> _DIRECTIONS_: Each entry should be given again exactly, with any image left out.

Start of SOURCE INFORMATION

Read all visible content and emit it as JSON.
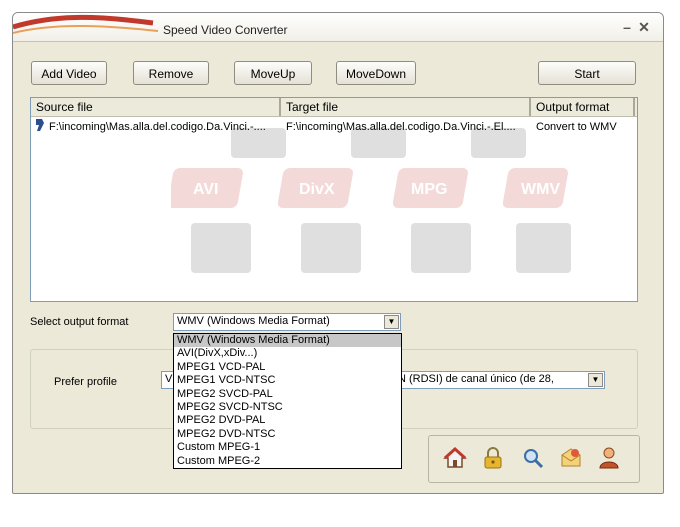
{
  "window": {
    "title": "Speed Video Converter",
    "accent_color": "#c0392b"
  },
  "toolbar": {
    "add_video": "Add Video",
    "remove": "Remove",
    "move_up": "MoveUp",
    "move_down": "MoveDown",
    "start": "Start"
  },
  "file_list": {
    "columns": [
      "Source file",
      "Target file",
      "Output format"
    ],
    "rows": [
      {
        "source": "F:\\incoming\\Mas.alla.del.codigo.Da.Vinci.-....",
        "target": "F:\\incoming\\Mas.alla.del.codigo.Da.Vinci.-.El....",
        "format": "Convert to WMV"
      }
    ],
    "watermark_labels": [
      "AVI",
      "DivX",
      "MPG",
      "WMV"
    ]
  },
  "output_format": {
    "label": "Select output format",
    "selected": "WMV (Windows Media Format)",
    "options": [
      "WMV (Windows Media Format)",
      "AVI(DivX,xDiv...)",
      "MPEG1 VCD-PAL",
      "MPEG1 VCD-NTSC",
      "MPEG2 SVCD-PAL",
      "MPEG2 SVCD-NTSC",
      "MPEG2 DVD-PAL",
      "MPEG2 DVD-NTSC",
      "Custom MPEG-1",
      "Custom MPEG-2"
    ]
  },
  "profile": {
    "label": "Prefer profile",
    "value_prefix": "V",
    "value_tail": "N (RDSI) de canal único (de 28,"
  },
  "bottom_icons": [
    "home-icon",
    "lock-icon",
    "search-icon",
    "mail-icon",
    "user-icon"
  ]
}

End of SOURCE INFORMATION

> _FINAL ANSWER_:
Read all visible content and emit it as JSON.
{
  "window": {
    "title": "Speed Video Converter",
    "accent_color": "#c0392b"
  },
  "toolbar": {
    "add_video": "Add Video",
    "remove": "Remove",
    "move_up": "MoveUp",
    "move_down": "MoveDown",
    "start": "Start"
  },
  "file_list": {
    "columns": [
      "Source file",
      "Target file",
      "Output format"
    ],
    "rows": [
      {
        "source": "F:\\incoming\\Mas.alla.del.codigo.Da.Vinci.-....",
        "target": "F:\\incoming\\Mas.alla.del.codigo.Da.Vinci.-.El....",
        "format": "Convert to WMV"
      }
    ],
    "watermark_labels": [
      "AVI",
      "DivX",
      "MPG",
      "WMV"
    ]
  },
  "output_format": {
    "label": "Select output format",
    "selected": "WMV (Windows Media Format)",
    "options": [
      "WMV (Windows Media Format)",
      "AVI(DivX,xDiv...)",
      "MPEG1 VCD-PAL",
      "MPEG1 VCD-NTSC",
      "MPEG2 SVCD-PAL",
      "MPEG2 SVCD-NTSC",
      "MPEG2 DVD-PAL",
      "MPEG2 DVD-NTSC",
      "Custom MPEG-1",
      "Custom MPEG-2"
    ]
  },
  "profile": {
    "label": "Prefer profile",
    "value_prefix": "V",
    "value_tail": "N (RDSI) de canal único (de 28,"
  },
  "bottom_icons": [
    "home-icon",
    "lock-icon",
    "search-icon",
    "mail-icon",
    "user-icon"
  ]
}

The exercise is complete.